Last week there was a bit of noise in the blogosphere when Iraqi Prime Minister Nouri al-Maliki proposed an amnesty for insurgents provided they have not killed Iraqis. Many pointed out that those terms meant insurgents who had killed Americans and allied troops and civilians would be included in the amnesty. The bloggers, representing both sides of the political spectrum, were upset. I understand their outrage and to a certain degree share it, but it's not a simple issue for me.
This was an act of the supposedly independent Iraqi government. This government is in a difficult position. They are in the early stages of a multi-sided civil war and many of their people view them as a puppet of the Americans. It is their right to do what they feel necessary to establish legitimacy and make peace with some of the opposing groups. The quest for legitimacy will make it necessary, at some point, for them to make a public show of separating themselves from the Americans. Peace with some sector of the armed opposition, at some point, will make some form of amnesty necessary.
However, just because I recognize the fact that they will need to undertake an action similar to this someday, doesn't mean I think this was the right action or the right time. As an American, I certainly don't think this announcement was in our interest. The outraged bloggers, and I'm sure many of the insurgents, are seeing this as a declaration of open season on Americans. My recognition that this is mostly an internal Iraqi matter doesn't mean I give up my right to have an opinion about it. I think it's an insult to the foreign soldiers and one which increases their risk.
The Iraqi government has since disavowed the amnesty plan, but not before the US Senate got to jump into the fray. Sen. Bill Nelson (D-FL) put forth a nonbinding resolution saying the Senate was opposed to an amnesty for the killers of Americans. The resolution is pure election year grandstanding. Nothing the American congress says has any legal authority in Iraq. As a nonbinding resolution, it has no more power in the United States than a letter to the editor or a blog. Nothing requires the Senate to express an opinion on an issue like this. Nevertheless, the Senate saw an opportunity for a few easy brownie points and jumped on it, Democrats and Republicans alike.

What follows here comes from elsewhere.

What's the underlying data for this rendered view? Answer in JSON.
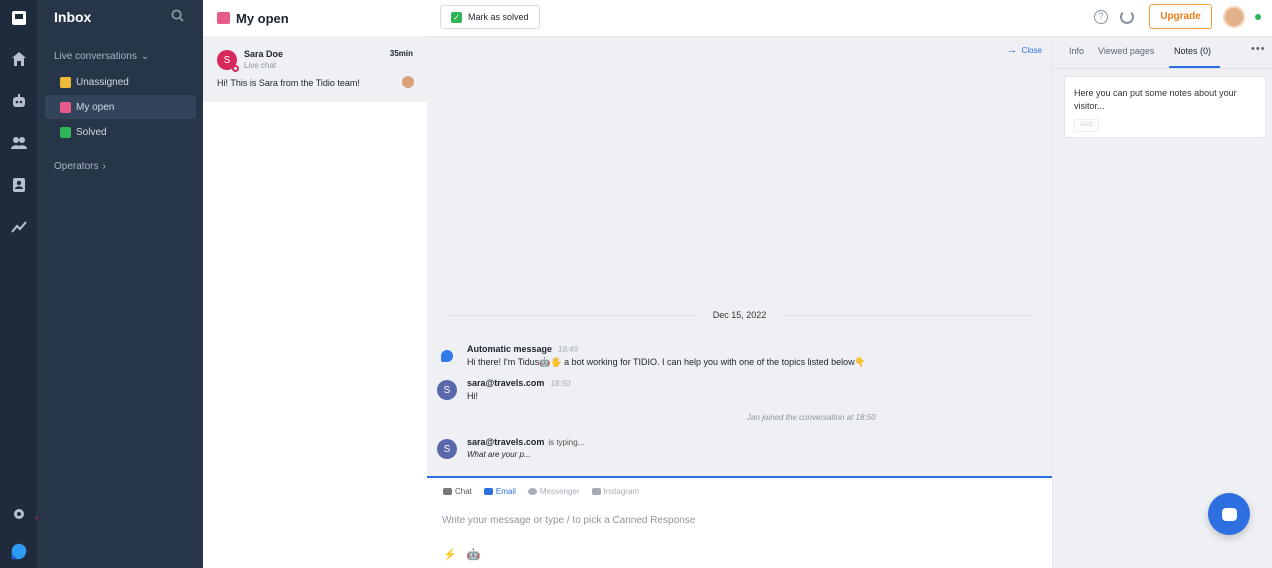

During the debate, here's what my former Senator, Ted Stevens (R-AK), had to say:
I really believe we ought to try to find some way to encourage that country to demonstrate to those people who have been opposed to what we're trying to do, that it's worthwhile for them and their children to come forward and support this democracy. And if that's amnesty, I'm for it. I'd be for it. And if those people who are, come forward… if they bore arms against our people, what's the difference between those people that bore arms against the Union in the War between the States? What’s the difference between the Germans and Japanese and all the people we’ve forgiven?
To answer Stevens' historical question, the difference is that most of those amnesties were made after the end of hostilities. Sure, there were instances during the Civil War when POWs were simply made to promise that they would go home and not fight any more. This was typical in those days when neither side had the means to keep large numbers of prisoners for a long time. However, in the latter two wars, that type of amnesty was no longer practiced. The type of amnesty that was given to normal German and Japanese soldiers was part of the final settlement at the end of the war and was not offered to those who had committed atrocities.
It is the formal position of the Bush administration, supported by the Republicans in the Senate (including Stevens), that the fighters in Iraq are not normal soldiers and are not entitled to the treatment demanded by common decency and the Geneva Conventions. If Stevens has trouble understanding why the fighters in Iraq, a war that is still going strong, should be treated differently that those after WWII, he must really be baffled by the treatment we're giving the fighters from Afghanistan, who are still held captive and denied basic rights four years after we "won" that war.
If it appears that I'm being too hard on Sen. Stevens over one silly bit of hyperbole, let's jump forward to the final disposition of that resolution. On the same day Stevens made his statement, two American soldiers, Pfc. Thomas L. Tucker and Pfc. Kristian Menchaca, were kidnapped, tortured, and killed; their barely recognizable bodies were booby-trapped and left where they might kill other Americans. The day after their bodies were recovered, Stevens still supported the amnesty (even though the Iraqi government had already disowned the idea). Stevens and eighteen other Republicans voted against the resolution. The majority of the Republicans in the Senate and all of the Democrats voted to condemn the idea of amnesty.
Does Ted Stevens really believe the torturers of Pfcs. Tucker and Pfc. Menchaca should be forgiven and sent out to kill some more? Has supporting the right of the Bush administration to torture prisoners led him to support the right of everybody everywhere to torture prisoners? Can he really not tell the difference between this amnesty and other historical amnesties? If either of those is the case, Stevens is not fit, mentally or morally, to stay in the Senate. If Stevens is really as confused as he claims to be, then it is long past time for him to retire.
The Alaskan people need to ask Stevens these questions and hold him accountable. The voters in the states whose Republican senators voted with Stevens need to similarly ask the same questions of their senators and hold them responsible.